DATASET RECORDS:
--- START ---
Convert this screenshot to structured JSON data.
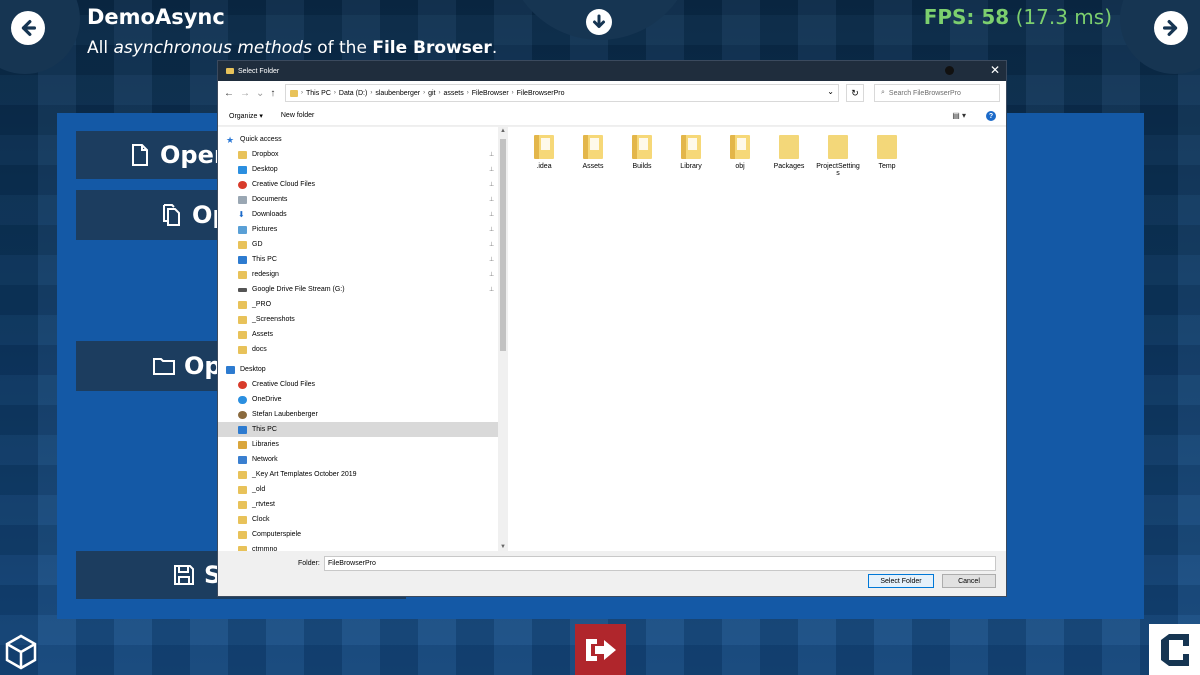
{
  "app": {
    "title": "DemoAsync",
    "subtitle_prefix": "All ",
    "subtitle_emph": "asynchronous methods",
    "subtitle_mid": " of the ",
    "subtitle_strong": "File Browser",
    "subtitle_suffix": ".",
    "fps_label": "FPS: 58",
    "fps_ms": "(17.3 ms)"
  },
  "demo_buttons": {
    "open_file": "Open",
    "open_files": "Op",
    "open_folder": "Op",
    "save": "S"
  },
  "colors": {
    "panel": "#1459a6",
    "button": "#1c3d5f",
    "fps": "#7ccf6e",
    "exit": "#b0262c"
  },
  "icons": {
    "back": "arrow-left-circle",
    "download": "arrow-down-circle",
    "next": "arrow-right-circle",
    "exit": "sign-out",
    "unity": "unity-logo",
    "brand": "brand-logo"
  },
  "dialog": {
    "title": "Select Folder",
    "close": "✕",
    "breadcrumb": [
      "This PC",
      "Data (D:)",
      "slaubenberger",
      "git",
      "assets",
      "FileBrowser",
      "FileBrowserPro"
    ],
    "search_placeholder": "Search FileBrowserPro",
    "organize": "Organize ▾",
    "new_folder": "New folder",
    "help": "?",
    "nav_items": [
      {
        "label": "Quick access",
        "icon": "star"
      },
      {
        "label": "Dropbox",
        "icon": "folder",
        "pinned": true
      },
      {
        "label": "Desktop",
        "icon": "blue",
        "pinned": true
      },
      {
        "label": "Creative Cloud Files",
        "icon": "red",
        "pinned": true
      },
      {
        "label": "Documents",
        "icon": "doc",
        "pinned": true
      },
      {
        "label": "Downloads",
        "icon": "down",
        "pinned": true
      },
      {
        "label": "Pictures",
        "icon": "pic",
        "pinned": true
      },
      {
        "label": "GD",
        "icon": "folder",
        "pinned": true
      },
      {
        "label": "This PC",
        "icon": "pc",
        "pinned": true
      },
      {
        "label": "redesign",
        "icon": "folder",
        "pinned": true
      },
      {
        "label": "Google Drive File Stream (G:)",
        "icon": "drive",
        "pinned": true
      },
      {
        "label": "_PRO",
        "icon": "folder"
      },
      {
        "label": "_Screenshots",
        "icon": "folder"
      },
      {
        "label": "Assets",
        "icon": "folder"
      },
      {
        "label": "docs",
        "icon": "folder"
      },
      {
        "label": "Desktop",
        "icon": "pc"
      },
      {
        "label": "Creative Cloud Files",
        "icon": "red"
      },
      {
        "label": "OneDrive",
        "icon": "cloud"
      },
      {
        "label": "Stefan Laubenberger",
        "icon": "user"
      },
      {
        "label": "This PC",
        "icon": "pc",
        "selected": true
      },
      {
        "label": "Libraries",
        "icon": "lib"
      },
      {
        "label": "Network",
        "icon": "net"
      },
      {
        "label": "_Key Art Templates October 2019",
        "icon": "folder"
      },
      {
        "label": "_old",
        "icon": "folder"
      },
      {
        "label": "_rtvtest",
        "icon": "folder"
      },
      {
        "label": "Clock",
        "icon": "folder"
      },
      {
        "label": "Computerspiele",
        "icon": "folder"
      },
      {
        "label": "ctrnmno",
        "icon": "folder"
      }
    ],
    "files": [
      {
        "label": ".idea"
      },
      {
        "label": "Assets"
      },
      {
        "label": "Builds"
      },
      {
        "label": "Library"
      },
      {
        "label": "obj"
      },
      {
        "label": "Packages"
      },
      {
        "label": "ProjectSettings"
      },
      {
        "label": "Temp"
      }
    ],
    "folder_label": "Folder:",
    "folder_value": "FileBrowserPro",
    "select_button": "Select Folder",
    "cancel_button": "Cancel"
  }
}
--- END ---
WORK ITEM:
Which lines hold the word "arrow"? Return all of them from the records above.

SOLUTION:
    "back": "arrow-left-circle",
    "download": "arrow-down-circle",
    "next": "arrow-right-circle",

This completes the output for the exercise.